*Aim of the task*. An exact copy of the data is needed, but without any of its images.

*Web page and app entries*.
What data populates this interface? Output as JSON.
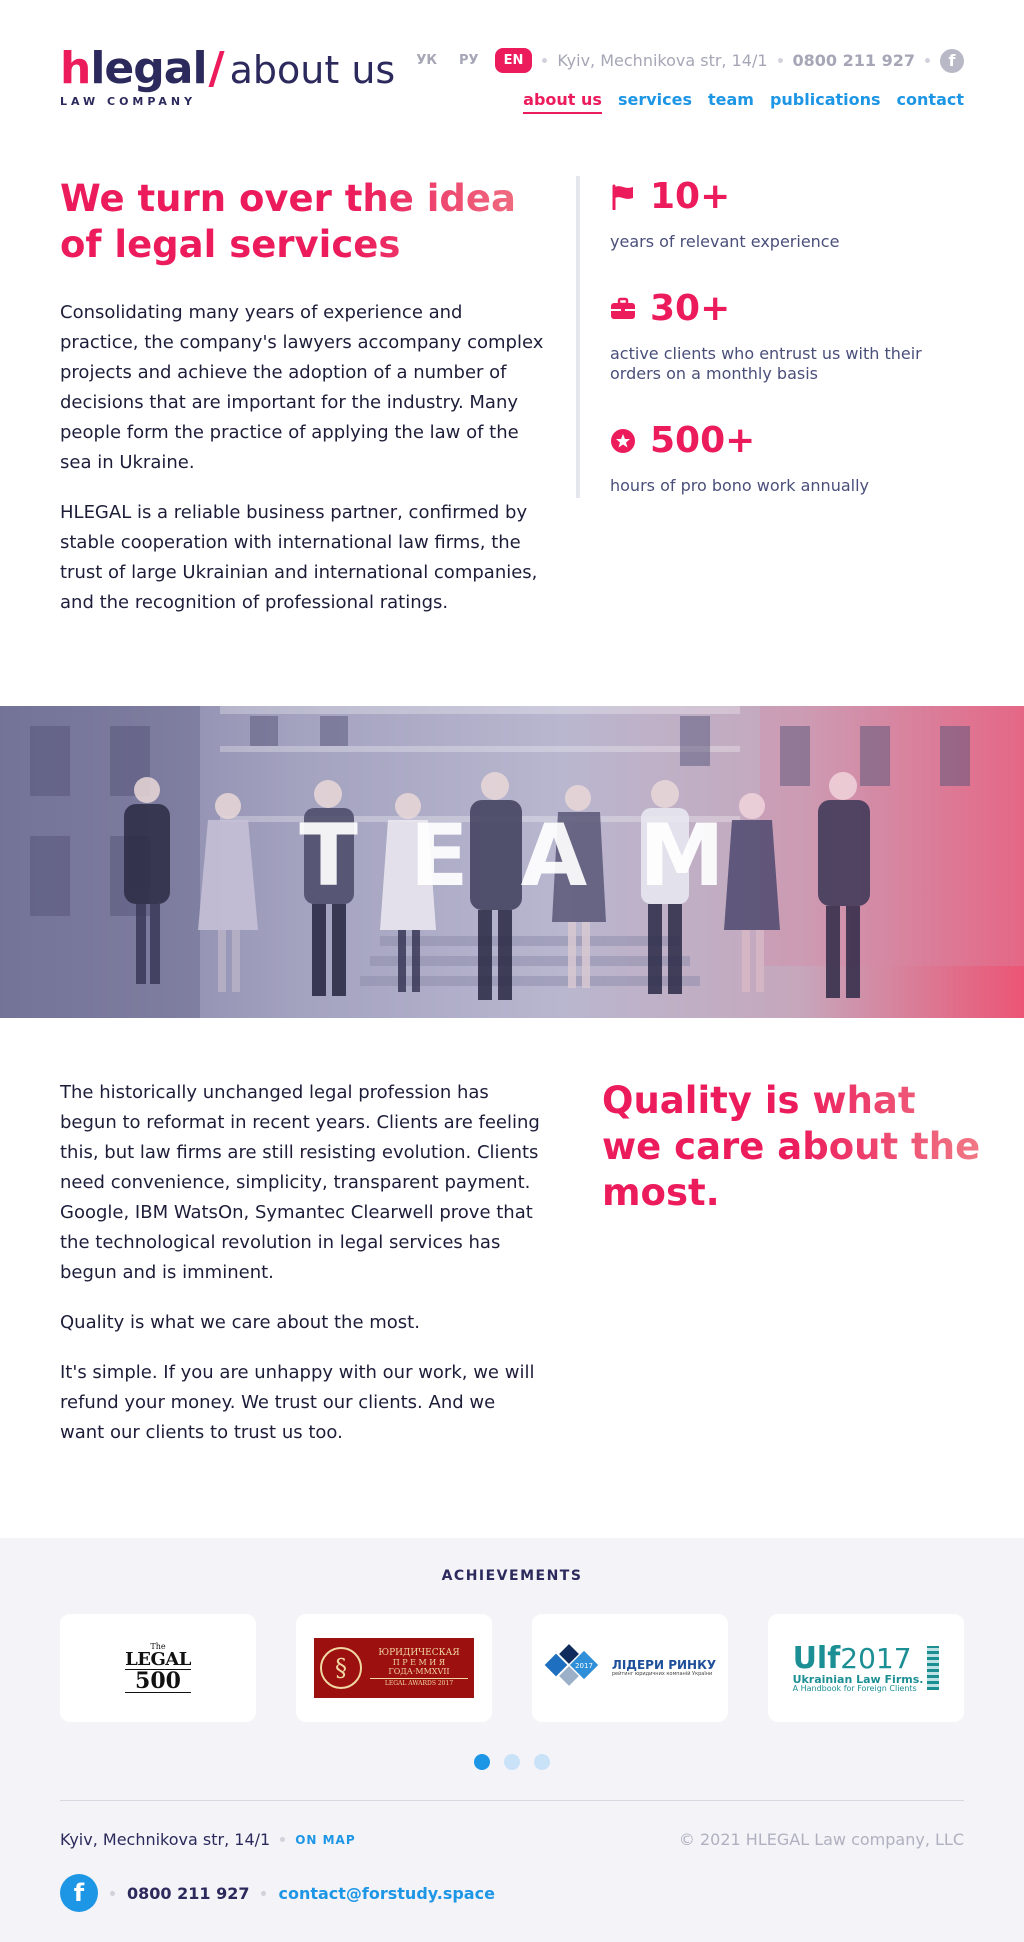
{
  "header": {
    "logo": {
      "brand_h": "h",
      "brand_rest": "legal",
      "slash": "/",
      "page": "about us",
      "sub": "LAW COMPANY"
    },
    "languages": [
      {
        "code": "УК",
        "active": false
      },
      {
        "code": "РУ",
        "active": false
      },
      {
        "code": "EN",
        "active": true
      }
    ],
    "address": "Kyiv, Mechnikova str, 14/1",
    "phone": "0800 211 927",
    "facebook_icon": "facebook-icon",
    "nav": [
      {
        "label": "about us",
        "active": true
      },
      {
        "label": "services",
        "active": false
      },
      {
        "label": "team",
        "active": false
      },
      {
        "label": "publications",
        "active": false
      },
      {
        "label": "contact",
        "active": false
      }
    ]
  },
  "intro": {
    "headline": "We turn over the idea of legal services",
    "paragraphs": [
      "Consolidating many years of experience and practice, the company's lawyers accompany complex projects and achieve the adoption of a number of decisions that are important for the industry. Many people form the practice of applying the law of the sea in Ukraine.",
      "HLEGAL is a reliable business partner, confirmed by stable cooperation with international law firms, the trust of large Ukrainian and international companies, and the recognition of professional ratings."
    ]
  },
  "stats": [
    {
      "icon": "flag-icon",
      "value": "10+",
      "desc": "years of relevant experience"
    },
    {
      "icon": "briefcase-icon",
      "value": "30+",
      "desc": "active clients who entrust us with their orders on a monthly basis"
    },
    {
      "icon": "star-badge-icon",
      "value": "500+",
      "desc": "hours of pro bono work annually"
    }
  ],
  "team_banner": {
    "label": "TEAM"
  },
  "quality": {
    "paragraphs": [
      "The historically unchanged legal profession has begun to reformat in recent years. Clients are feeling this, but law firms are still resisting evolution. Clients need convenience, simplicity, transparent payment. Google, IBM WatsOn, Symantec Clearwell prove that the technological revolution in legal services has begun and is imminent.",
      "Quality is what we care about the most.",
      "It's simple. If you are unhappy with our work, we will refund your money. We trust our clients. And we want our clients to trust us too."
    ],
    "headline": "Quality is what we care about the most."
  },
  "achievements": {
    "title": "ACHIEVEMENTS",
    "logos": [
      {
        "name": "legal500-logo",
        "line1": "The",
        "line2": "LEGAL",
        "line3": "500"
      },
      {
        "name": "legal-awards-logo",
        "line1": "ЮРИДИЧЕСКАЯ",
        "line2": "П Р Е М И Я",
        "line3": "ГОДА·MMXVII",
        "line4": "LEGAL AWARDS 2017"
      },
      {
        "name": "market-leaders-logo",
        "badge": "2017",
        "line1": "ЛІДЕРИ РИНКУ",
        "line2": "рейтинг юридичних компаній України"
      },
      {
        "name": "ulf-logo",
        "line1": "Ulf",
        "line2": "2017",
        "line3": "Ukrainian Law Firms.",
        "line4": "A Handbook for Foreign Clients"
      }
    ],
    "slider_dots": 3,
    "active_dot": 0
  },
  "footer": {
    "address": "Kyiv, Mechnikova str, 14/1",
    "on_map": "ON MAP",
    "copyright": "© 2021 HLEGAL Law company, LLC",
    "phone": "0800 211 927",
    "email": "contact@forstudy.space",
    "facebook_icon": "facebook-icon"
  },
  "colors": {
    "accent": "#ec1b5c",
    "link": "#1e96e6",
    "navy": "#2c2a5c",
    "muted": "#a6a6b6",
    "footer_bg": "#f3f3f8"
  }
}
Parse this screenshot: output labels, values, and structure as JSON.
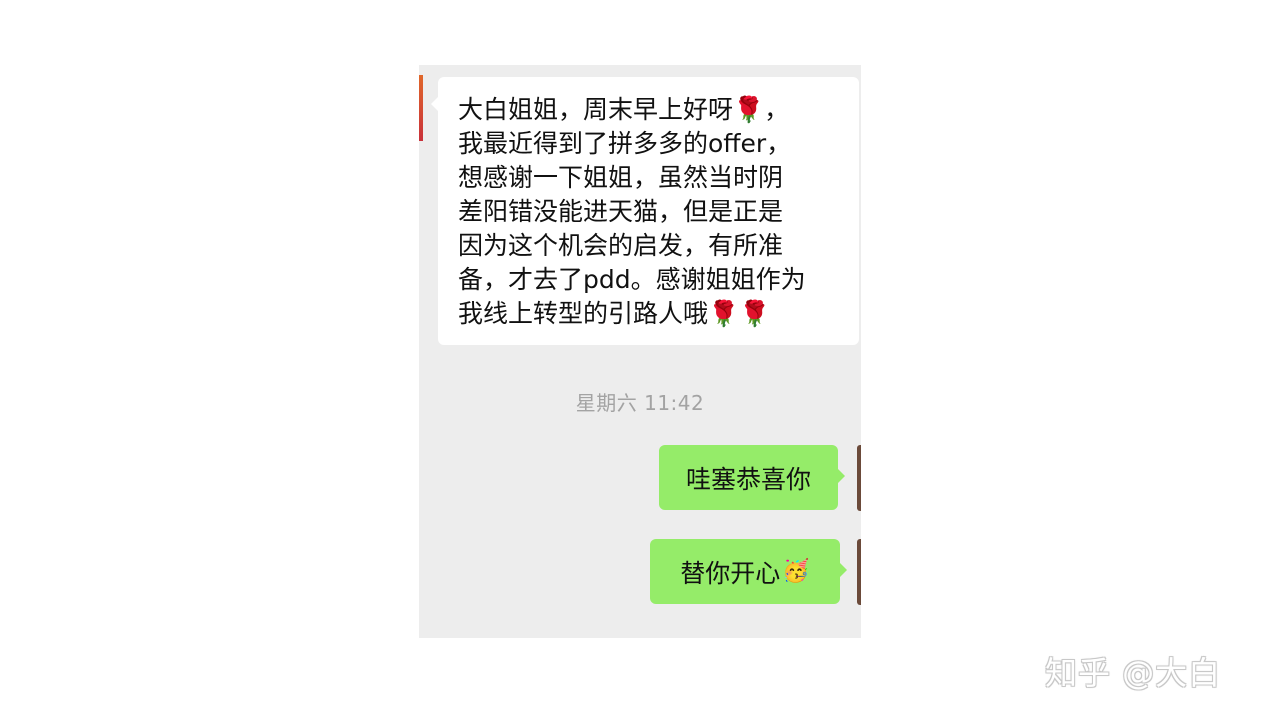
{
  "chat": {
    "incoming": {
      "lines": [
        "大白姐姐，周末早上好呀🌹，",
        "我最近得到了拼多多的offer，",
        "想感谢一下姐姐，虽然当时阴",
        "差阳错没能进天猫，但是正是",
        "因为这个机会的启发，有所准",
        "备，才去了pdd。感谢姐姐作为",
        "我线上转型的引路人哦🌹🌹"
      ]
    },
    "timestamp": "星期六 11:42",
    "outgoing": [
      {
        "text": "哇塞恭喜你",
        "emoji": ""
      },
      {
        "text": "替你开心",
        "emoji": "🥳"
      }
    ]
  },
  "watermark": "知乎 @大白",
  "colors": {
    "chat_background": "#ededed",
    "incoming_bubble": "#ffffff",
    "outgoing_bubble": "#95ec69",
    "timestamp_text": "#a3a3a3"
  }
}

*Exercise response*.
What data populates this interface? Output as JSON.
{
  "header": {
    "logo": {
      "brand_h": "h",
      "brand_rest": "legal",
      "slash": "/",
      "page": "about us",
      "sub": "LAW COMPANY"
    },
    "languages": [
      {
        "code": "УК",
        "active": false
      },
      {
        "code": "РУ",
        "active": false
      },
      {
        "code": "EN",
        "active": true
      }
    ],
    "address": "Kyiv, Mechnikova str, 14/1",
    "phone": "0800 211 927",
    "facebook_icon": "facebook-icon",
    "nav": [
      {
        "label": "about us",
        "active": true
      },
      {
        "label": "services",
        "active": false
      },
      {
        "label": "team",
        "active": false
      },
      {
        "label": "publications",
        "active": false
      },
      {
        "label": "contact",
        "active": false
      }
    ]
  },
  "intro": {
    "headline": "We turn over the idea of legal services",
    "paragraphs": [
      "Consolidating many years of experience and practice, the company's lawyers accompany complex projects and achieve the adoption of a number of decisions that are important for the industry. Many people form the practice of applying the law of the sea in Ukraine.",
      "HLEGAL is a reliable business partner, confirmed by stable cooperation with international law firms, the trust of large Ukrainian and international companies, and the recognition of professional ratings."
    ]
  },
  "stats": [
    {
      "icon": "flag-icon",
      "value": "10+",
      "desc": "years of relevant experience"
    },
    {
      "icon": "briefcase-icon",
      "value": "30+",
      "desc": "active clients who entrust us with their orders on a monthly basis"
    },
    {
      "icon": "star-badge-icon",
      "value": "500+",
      "desc": "hours of pro bono work annually"
    }
  ],
  "team_banner": {
    "label": "TEAM"
  },
  "quality": {
    "paragraphs": [
      "The historically unchanged legal profession has begun to reformat in recent years. Clients are feeling this, but law firms are still resisting evolution. Clients need convenience, simplicity, transparent payment. Google, IBM WatsOn, Symantec Clearwell prove that the technological revolution in legal services has begun and is imminent.",
      "Quality is what we care about the most.",
      "It's simple. If you are unhappy with our work, we will refund your money. We trust our clients. And we want our clients to trust us too."
    ],
    "headline": "Quality is what we care about the most."
  },
  "achievements": {
    "title": "ACHIEVEMENTS",
    "logos": [
      {
        "name": "legal500-logo",
        "line1": "The",
        "line2": "LEGAL",
        "line3": "500"
      },
      {
        "name": "legal-awards-logo",
        "line1": "ЮРИДИЧЕСКАЯ",
        "line2": "П Р Е М И Я",
        "line3": "ГОДА·MMXVII",
        "line4": "LEGAL AWARDS 2017"
      },
      {
        "name": "market-leaders-logo",
        "badge": "2017",
        "line1": "ЛІДЕРИ РИНКУ",
        "line2": "рейтинг юридичних компаній України"
      },
      {
        "name": "ulf-logo",
        "line1": "Ulf",
        "line2": "2017",
        "line3": "Ukrainian Law Firms.",
        "line4": "A Handbook for Foreign Clients"
      }
    ],
    "slider_dots": 3,
    "active_dot": 0
  },
  "footer": {
    "address": "Kyiv, Mechnikova str, 14/1",
    "on_map": "ON MAP",
    "copyright": "© 2021 HLEGAL Law company, LLC",
    "phone": "0800 211 927",
    "email": "contact@forstudy.space",
    "facebook_icon": "facebook-icon"
  },
  "colors": {
    "accent": "#ec1b5c",
    "link": "#1e96e6",
    "navy": "#2c2a5c",
    "muted": "#a6a6b6",
    "footer_bg": "#f3f3f8"
  }
}
Parse this screenshot: output labels, values, and structure as JSON.
{
  "chat": {
    "incoming": {
      "lines": [
        "大白姐姐，周末早上好呀🌹，",
        "我最近得到了拼多多的offer，",
        "想感谢一下姐姐，虽然当时阴",
        "差阳错没能进天猫，但是正是",
        "因为这个机会的启发，有所准",
        "备，才去了pdd。感谢姐姐作为",
        "我线上转型的引路人哦🌹🌹"
      ]
    },
    "timestamp": "星期六 11:42",
    "outgoing": [
      {
        "text": "哇塞恭喜你",
        "emoji": ""
      },
      {
        "text": "替你开心",
        "emoji": "🥳"
      }
    ]
  },
  "watermark": "知乎 @大白",
  "colors": {
    "chat_background": "#ededed",
    "incoming_bubble": "#ffffff",
    "outgoing_bubble": "#95ec69",
    "timestamp_text": "#a3a3a3"
  }
}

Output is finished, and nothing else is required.